The Great Climate Change Engineering Challenge
When I was a young engineer in the aerospace industry I frequently attended dinner meetings in the San Diego area on science and technology. At one of those meetings (in 1988 or early 1989) the featured speaker was Roger Revelle, often referred to as the father of (man-made) global warming science. Dr. Revelle passed away just a couple years later and while he was far along in years at the time, it was clear his intellect was still sharp. He spent much of his career in the San Diego area at UC San Diego and the nearby Scripps Institute of Oceanography.
That night Dr. Revelle talked at length about greenhouse gasses (carbon dioxide in particular) and the danger of man-made global warming. During the question and answer period Dr. Revelle demonstrated a fair minded approach and said the science was not at all settled on the matter.
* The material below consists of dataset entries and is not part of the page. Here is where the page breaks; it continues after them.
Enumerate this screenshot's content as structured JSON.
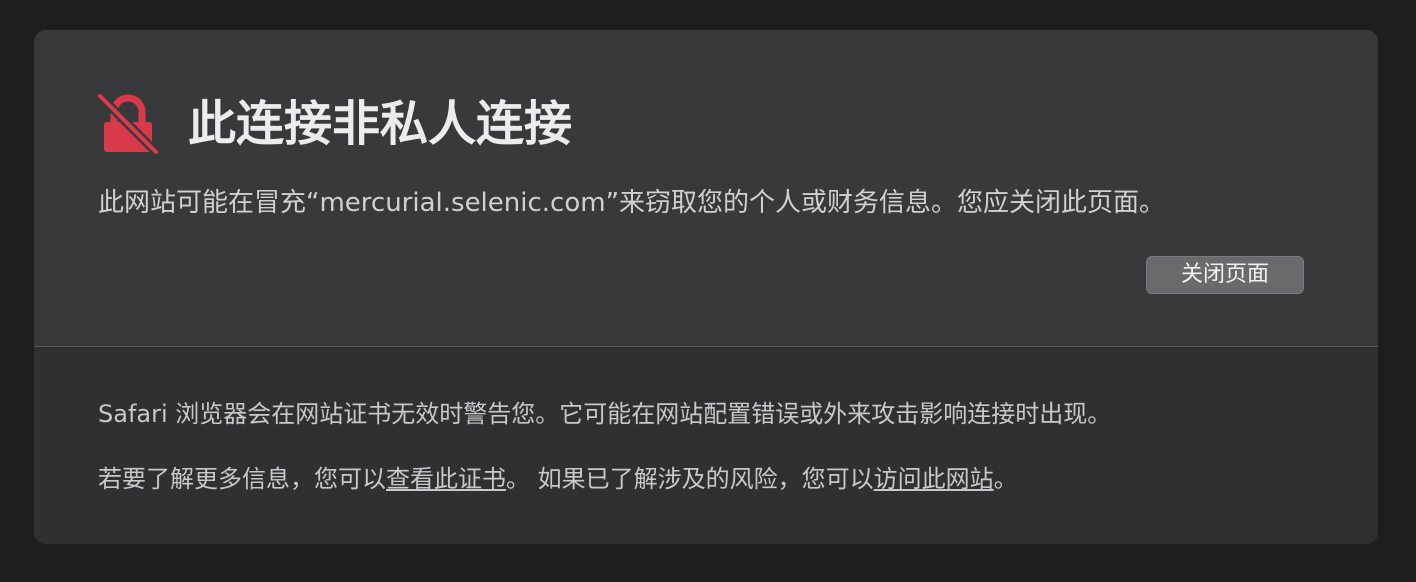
{
  "warning": {
    "icon": "lock-broken-icon",
    "icon_color": "#d93a4a",
    "title": "此连接非私人连接",
    "description": "此网站可能在冒充“mercurial.selenic.com”来窃取您的个人或财务信息。您应关闭此页面。",
    "close_button_label": "关闭页面"
  },
  "details": {
    "paragraph1": "Safari 浏览器会在网站证书无效时警告您。它可能在网站配置错误或外来攻击影响连接时出现。",
    "paragraph2_prefix": "若要了解更多信息，您可以",
    "view_certificate_link": "查看此证书",
    "paragraph2_middle": "。 如果已了解涉及的风险，您可以",
    "visit_site_link": "访问此网站",
    "paragraph2_suffix": "。"
  }
}
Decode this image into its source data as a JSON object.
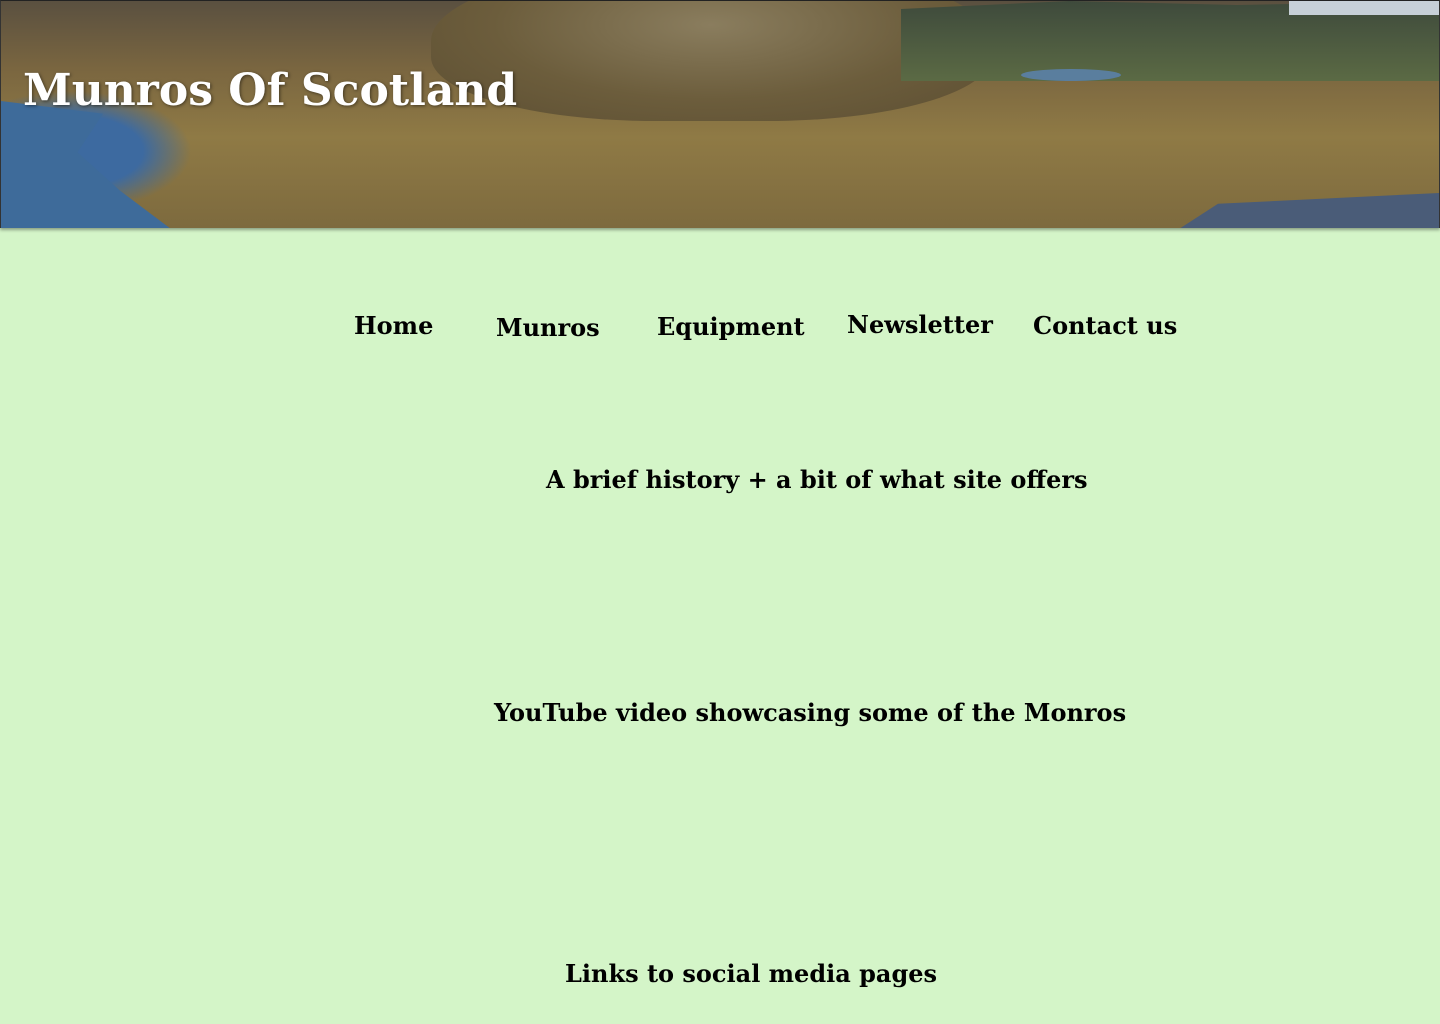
{
  "header": {
    "title": "Munros Of Scotland"
  },
  "nav": {
    "items": [
      {
        "label": "Home"
      },
      {
        "label": "Munros"
      },
      {
        "label": "Equipment"
      },
      {
        "label": "Newsletter"
      },
      {
        "label": "Contact us"
      }
    ]
  },
  "main": {
    "history_text": "A brief history + a bit of what site offers",
    "video_text": "YouTube video showcasing some of the Monros",
    "social_text": "Links to social media pages"
  },
  "colors": {
    "background": "#d4f5c8",
    "title_text": "#ffffff",
    "body_text": "#000000"
  }
}
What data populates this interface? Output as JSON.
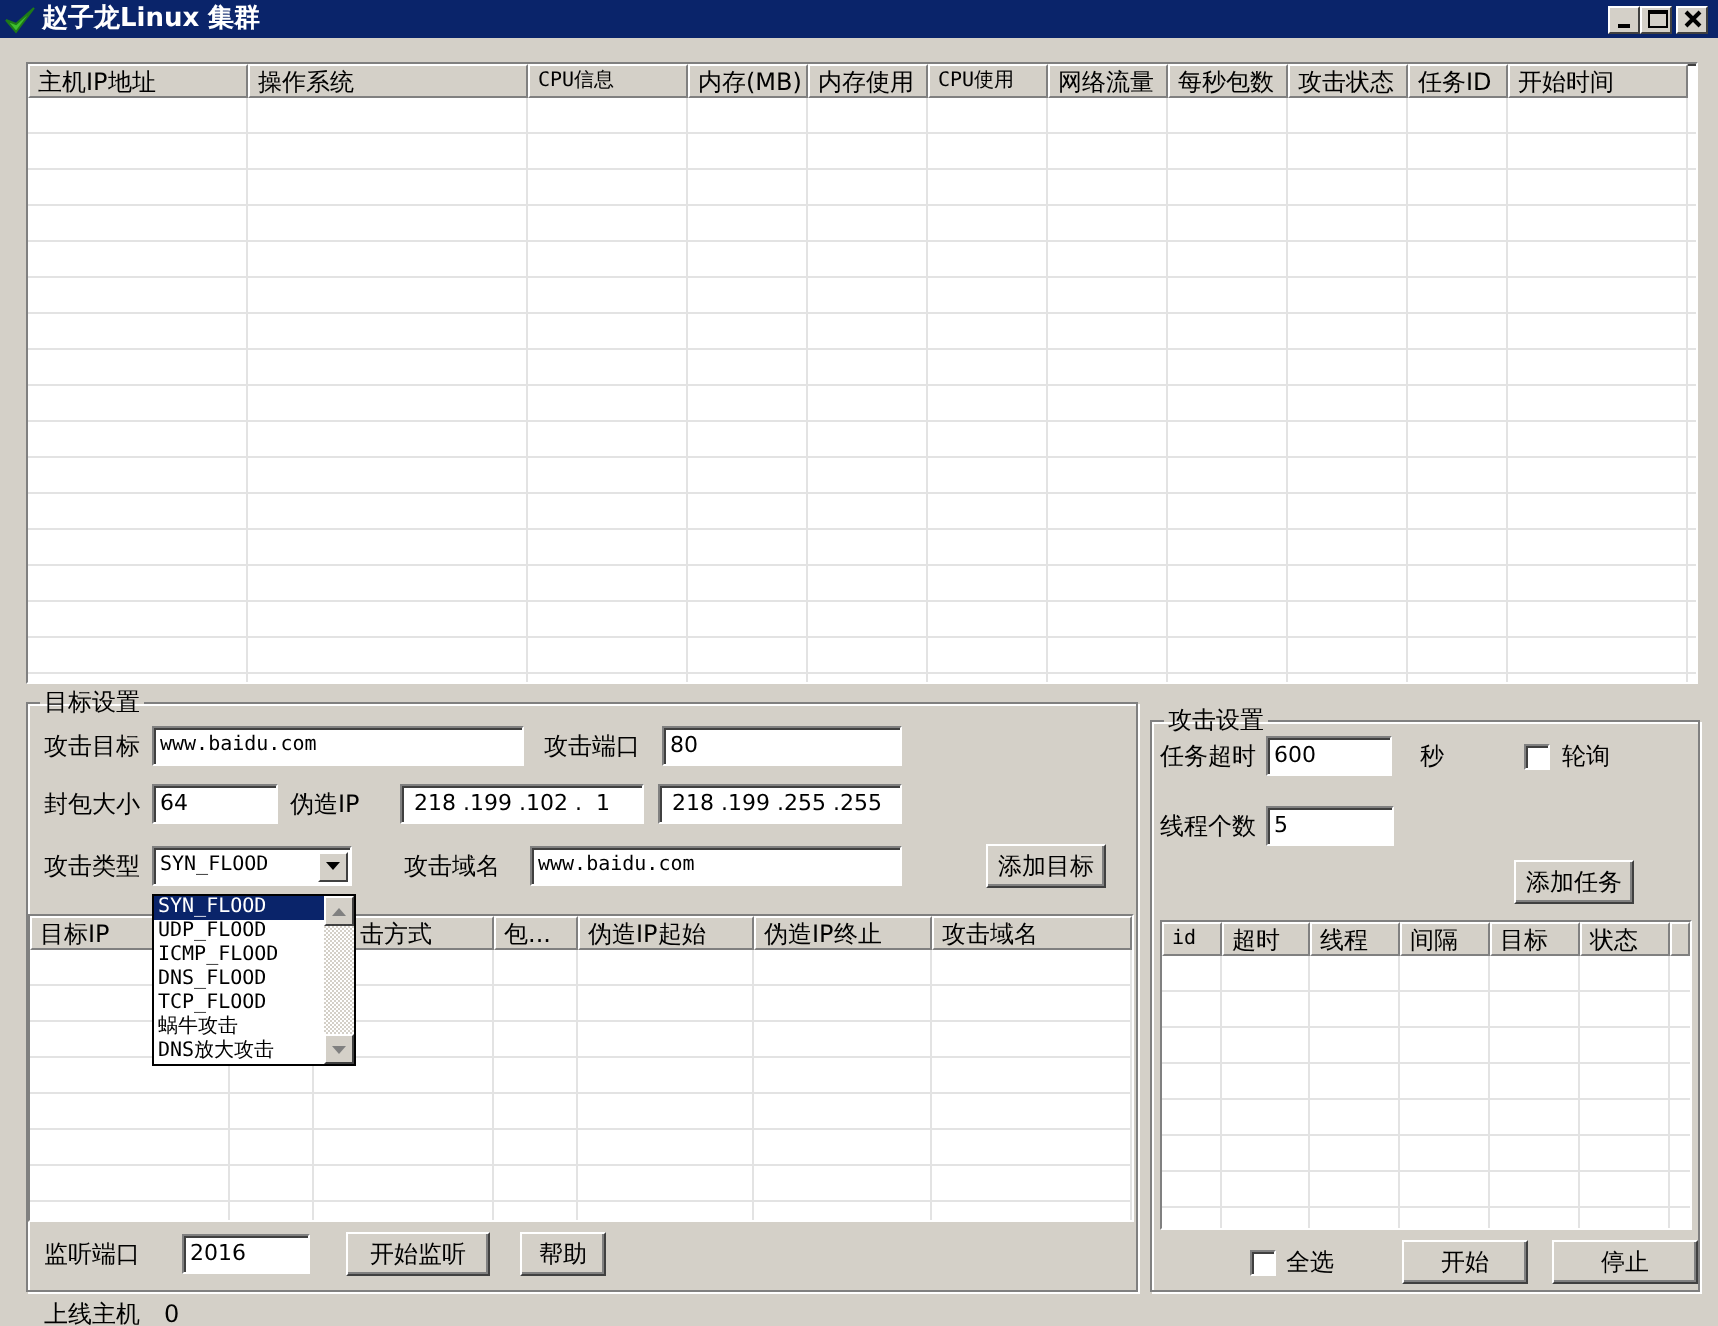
{
  "window": {
    "title": "赵子龙Linux 集群"
  },
  "hosts_table": {
    "columns": [
      "主机IP地址",
      "操作系统",
      "CPU信息",
      "内存(MB)",
      "内存使用",
      "CPU使用",
      "网络流量",
      "每秒包数",
      "攻击状态",
      "任务ID",
      "开始时间"
    ]
  },
  "target_settings": {
    "title": "目标设置",
    "attack_target": {
      "label": "攻击目标",
      "value": "www.baidu.com"
    },
    "attack_port": {
      "label": "攻击端口",
      "value": "80"
    },
    "packet_size": {
      "label": "封包大小",
      "value": "64"
    },
    "spoof_ip": {
      "label": "伪造IP",
      "start": "218 .199 .102 .  1",
      "end": "218 .199 .255 .255"
    },
    "attack_type": {
      "label": "攻击类型",
      "value": "SYN_FLOOD",
      "expanded": true,
      "options": [
        {
          "label": "SYN_FLOOD",
          "selected": true
        },
        {
          "label": "UDP_FLOOD",
          "selected": false
        },
        {
          "label": "ICMP_FLOOD",
          "selected": false
        },
        {
          "label": "DNS_FLOOD",
          "selected": false
        },
        {
          "label": "TCP_FLOOD",
          "selected": false
        },
        {
          "label": "蜗牛攻击",
          "selected": false
        },
        {
          "label": "DNS放大攻击",
          "selected": false
        }
      ]
    },
    "attack_domain": {
      "label": "攻击域名",
      "value": "www.baidu.com"
    },
    "add_target_button": "添加目标",
    "targets_table": {
      "columns": [
        {
          "label": "目标IP"
        },
        {},
        {
          "label": "击方式"
        },
        {
          "label": "包..."
        },
        {
          "label": "伪造IP起始"
        },
        {
          "label": "伪造IP终止"
        },
        {
          "label": "攻击域名"
        }
      ]
    },
    "listen_port": {
      "label": "监听端口",
      "value": "2016"
    },
    "start_listen_button": "开始监听",
    "help_button": "帮助"
  },
  "attack_settings": {
    "title": "攻击设置",
    "task_timeout": {
      "label": "任务超时",
      "value": "600",
      "unit": "秒"
    },
    "polling": {
      "label": "轮询",
      "checked": false
    },
    "thread_count": {
      "label": "线程个数",
      "value": "5"
    },
    "add_task_button": "添加任务",
    "tasks_table": {
      "columns": [
        "id",
        "超时",
        "线程",
        "间隔",
        "目标",
        "状态"
      ]
    },
    "select_all": {
      "label": "全选",
      "checked": false
    },
    "start_button": "开始",
    "stop_button": "停止"
  },
  "status_bar": {
    "label": "上线主机",
    "value": "0"
  }
}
Since then a lot has happened in the areas of science and public perception. Every day it seems like my news feed is filled with global warming articles of all sorts. The COP21 meetings in Paris last month drew a heavy amount of media coverage.
Whatever one's views are of the seriousness and/or validity of man-made climate change, I think most engineers would agree that sustainable development is important to the Earth's future (and all its inhabitants) and that continually adding carbon dioxide into the atmosphere is probably not a good idea.
There are many varied responses to the climate change/sustainability issue. A number of leading thinkers and institutions are pursuing technology solutions. For example, this issue has caught the attention of Bill Gates (see this highly interesting recent interview with Mr. Gates - We Need an Energy Miracle). Also see this recent article - MIT joins global hunt for ways to cut carbon. I myself have written on the role of rotating equipment (pumps/fans/compressors) in the energy use/sustainability arena. See The Quest For Controlling Energy Costs.
I am really excited about the latest example at AFT of how the application of system simulation software can make a significant difference in sustainability. The backstory for me personally of this example starts in the year 2014 when Bryan Whitfield, an engineer with international automobile manufacturer Fiat Chrysler, came to an AFT Fathom training class I happened to be teaching. I came to understand Bryan was looking for tools to help with energy reduction at Fiat Chrysler.
In late 2015 we saw the fruits of Bryan's efforts when he submitted an intriguing entry for our annual Platinum Pipe Award. Last month we selected Bryan's entry as the winner in the Operational Benefits and Sustainability category. In summary Bryan identified $200,000 a year in energy savings at their plant in Dundee, Michigan (in the northern USA). Here is a link to the write-up: AFT Fathom Instrumental in Chrysler Energy Savings Project: Plant Saves $194,000 Per Year.
As we have seen repeatedly over the last twenty years, system simulation software like AFT's can make a significant contribution to improved sustainability. This is one area where engineers can address the climate change engineering challenge.